Kelly Priest, M.S.
Kelly Priest, M.S. is a school counselor specializing in social learning, and a consultant for parents, therapists, and teachers of children with a variety of social learning challenges. She has a professional background in community mental health, plus 8 years of experience running highly regarded social learning groups in Santa Monica, CA, as well as a unique parent education course for parents of children on the autism spectrum, like herself.
Dr. Tony J. Simon, PhD
Dr. Simon is a pediatric cognitive neuroscientist. His research focuses on the interactions between neural, cognitive, affective and stress biology differences in young people with genetic disorders that produce learning difficulties, behavioral dysregulation and psychopathology. Dr. Simon has spent over a decade and a half investigating how dysfunction in specific neurocognitive processing systems, such as attention, and spatial or temporal processing generates cognitive impairments in thinking about space, time, numbers as was as real world challenges like math, using money and navigation. He has developed and is testing a digital neurotherapeutic intervention (in the form a video game) to minimize such disability. Dr. Simon’s current main project is a National Institute of Mental Health funded longitudinal study on risk and protective factors for psychosis proneness in chromosome 22q11.2 deletion (Velocardiofacial/DiGeorge) syndrome based on the interaction of neurocognitive and affective processing and stress reactivity. Besides experimental cognitive processing analyses, Dr. Simon uses cutting edge neuroimaging methods, such as resting state functional magnetic resonance imaging (rs-fMRI), Diffusion Tensor Fiber Tracking as well as Event-Related Potential (ERP) components of electrophysiological studies in order to study the structure, function and connective patterns in the developing brain.
Laura Wingers, PsyD, NCSP

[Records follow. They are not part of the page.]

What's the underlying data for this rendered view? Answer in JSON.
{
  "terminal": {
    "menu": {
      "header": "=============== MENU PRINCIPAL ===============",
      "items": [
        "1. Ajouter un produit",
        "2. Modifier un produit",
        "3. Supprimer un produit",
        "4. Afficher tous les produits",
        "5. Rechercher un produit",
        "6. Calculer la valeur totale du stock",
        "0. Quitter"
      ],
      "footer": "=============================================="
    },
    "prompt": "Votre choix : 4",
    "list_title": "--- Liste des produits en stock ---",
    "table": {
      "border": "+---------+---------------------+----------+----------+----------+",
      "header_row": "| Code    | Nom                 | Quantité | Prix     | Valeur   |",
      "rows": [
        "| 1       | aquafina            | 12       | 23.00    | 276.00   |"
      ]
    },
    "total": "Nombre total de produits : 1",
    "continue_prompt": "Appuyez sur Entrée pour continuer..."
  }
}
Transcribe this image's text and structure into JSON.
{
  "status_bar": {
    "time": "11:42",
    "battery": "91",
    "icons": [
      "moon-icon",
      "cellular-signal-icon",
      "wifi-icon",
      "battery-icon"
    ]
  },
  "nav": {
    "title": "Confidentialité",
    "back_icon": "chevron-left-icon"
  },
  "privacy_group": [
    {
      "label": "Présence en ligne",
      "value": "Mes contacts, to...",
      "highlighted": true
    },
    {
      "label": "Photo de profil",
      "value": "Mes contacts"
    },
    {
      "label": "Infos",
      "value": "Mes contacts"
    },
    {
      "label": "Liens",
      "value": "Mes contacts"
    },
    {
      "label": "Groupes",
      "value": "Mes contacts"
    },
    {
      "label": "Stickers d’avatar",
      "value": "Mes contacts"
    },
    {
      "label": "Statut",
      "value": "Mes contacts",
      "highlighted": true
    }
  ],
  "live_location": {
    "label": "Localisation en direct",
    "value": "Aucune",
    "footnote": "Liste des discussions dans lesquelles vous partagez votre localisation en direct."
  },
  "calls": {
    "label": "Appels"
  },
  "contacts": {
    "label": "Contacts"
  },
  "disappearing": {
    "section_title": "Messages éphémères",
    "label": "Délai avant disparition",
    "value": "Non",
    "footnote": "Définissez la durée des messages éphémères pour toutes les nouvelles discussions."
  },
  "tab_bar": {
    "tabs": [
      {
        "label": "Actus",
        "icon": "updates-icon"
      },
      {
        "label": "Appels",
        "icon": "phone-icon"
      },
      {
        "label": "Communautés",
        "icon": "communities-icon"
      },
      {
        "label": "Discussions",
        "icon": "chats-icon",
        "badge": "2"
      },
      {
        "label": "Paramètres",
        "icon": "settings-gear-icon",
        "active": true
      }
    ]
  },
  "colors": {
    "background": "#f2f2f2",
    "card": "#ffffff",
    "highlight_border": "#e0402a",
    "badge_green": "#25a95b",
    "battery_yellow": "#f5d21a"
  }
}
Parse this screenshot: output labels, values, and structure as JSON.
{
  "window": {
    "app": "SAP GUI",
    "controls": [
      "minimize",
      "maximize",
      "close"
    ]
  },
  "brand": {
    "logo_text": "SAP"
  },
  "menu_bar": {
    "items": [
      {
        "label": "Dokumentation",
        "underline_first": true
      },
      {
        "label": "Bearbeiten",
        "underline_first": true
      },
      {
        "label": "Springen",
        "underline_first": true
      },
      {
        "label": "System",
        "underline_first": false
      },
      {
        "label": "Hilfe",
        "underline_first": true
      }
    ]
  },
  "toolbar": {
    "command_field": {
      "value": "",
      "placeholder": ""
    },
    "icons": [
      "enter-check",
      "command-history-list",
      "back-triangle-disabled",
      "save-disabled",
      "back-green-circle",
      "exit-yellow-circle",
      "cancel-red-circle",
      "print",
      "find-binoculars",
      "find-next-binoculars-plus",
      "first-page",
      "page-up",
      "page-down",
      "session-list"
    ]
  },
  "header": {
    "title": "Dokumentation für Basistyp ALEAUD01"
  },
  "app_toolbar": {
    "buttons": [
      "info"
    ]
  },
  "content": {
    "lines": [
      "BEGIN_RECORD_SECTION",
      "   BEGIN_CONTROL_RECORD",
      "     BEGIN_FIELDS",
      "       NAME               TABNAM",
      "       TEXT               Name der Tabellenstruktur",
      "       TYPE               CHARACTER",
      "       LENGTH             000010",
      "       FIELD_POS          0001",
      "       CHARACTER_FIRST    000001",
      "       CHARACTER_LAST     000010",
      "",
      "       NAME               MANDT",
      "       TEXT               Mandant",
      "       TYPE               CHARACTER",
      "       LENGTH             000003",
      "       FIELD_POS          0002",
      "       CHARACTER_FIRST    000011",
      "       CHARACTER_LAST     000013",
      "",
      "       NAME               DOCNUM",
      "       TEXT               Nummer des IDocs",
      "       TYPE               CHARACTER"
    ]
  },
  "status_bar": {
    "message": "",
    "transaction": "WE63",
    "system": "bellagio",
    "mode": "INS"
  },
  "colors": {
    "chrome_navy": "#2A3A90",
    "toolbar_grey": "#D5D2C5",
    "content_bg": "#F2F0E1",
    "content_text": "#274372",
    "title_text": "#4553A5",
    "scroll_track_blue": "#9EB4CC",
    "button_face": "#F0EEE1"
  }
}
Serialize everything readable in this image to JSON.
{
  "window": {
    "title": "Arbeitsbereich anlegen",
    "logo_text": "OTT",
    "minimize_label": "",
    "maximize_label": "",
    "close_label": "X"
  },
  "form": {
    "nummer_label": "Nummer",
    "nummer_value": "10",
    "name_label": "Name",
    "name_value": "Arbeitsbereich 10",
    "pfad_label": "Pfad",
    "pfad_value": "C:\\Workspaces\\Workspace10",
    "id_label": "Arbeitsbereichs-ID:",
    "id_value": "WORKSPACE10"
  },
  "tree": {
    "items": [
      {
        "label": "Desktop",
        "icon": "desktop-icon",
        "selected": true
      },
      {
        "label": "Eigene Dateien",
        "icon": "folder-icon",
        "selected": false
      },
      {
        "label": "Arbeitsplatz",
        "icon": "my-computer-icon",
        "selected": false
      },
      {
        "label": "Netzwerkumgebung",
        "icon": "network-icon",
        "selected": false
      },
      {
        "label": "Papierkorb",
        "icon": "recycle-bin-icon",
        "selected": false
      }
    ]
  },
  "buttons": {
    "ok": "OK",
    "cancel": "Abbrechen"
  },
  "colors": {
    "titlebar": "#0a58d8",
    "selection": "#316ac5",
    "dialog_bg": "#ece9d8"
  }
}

Dr. Laura Wingers is a clinical psychologist in private practice at Beljan Psychological Services in Scottsdale, Arizona. She specializes in supporting the development of self-regulation and executive function in children and adolescents. Her professional focus includes early childhood development, gifted intellect and developmental asynchrony, dyslexia and other learning differences, ADHD and executive function impairments, and anxiety and mood disorders. She is particularly passionate about identifying and serving highly gifted children in the early years, and working with children with developmental, social and behavioral needs and their families. Dr. Wingers provides training and consultation services for school districts and parent groups locally and nationally.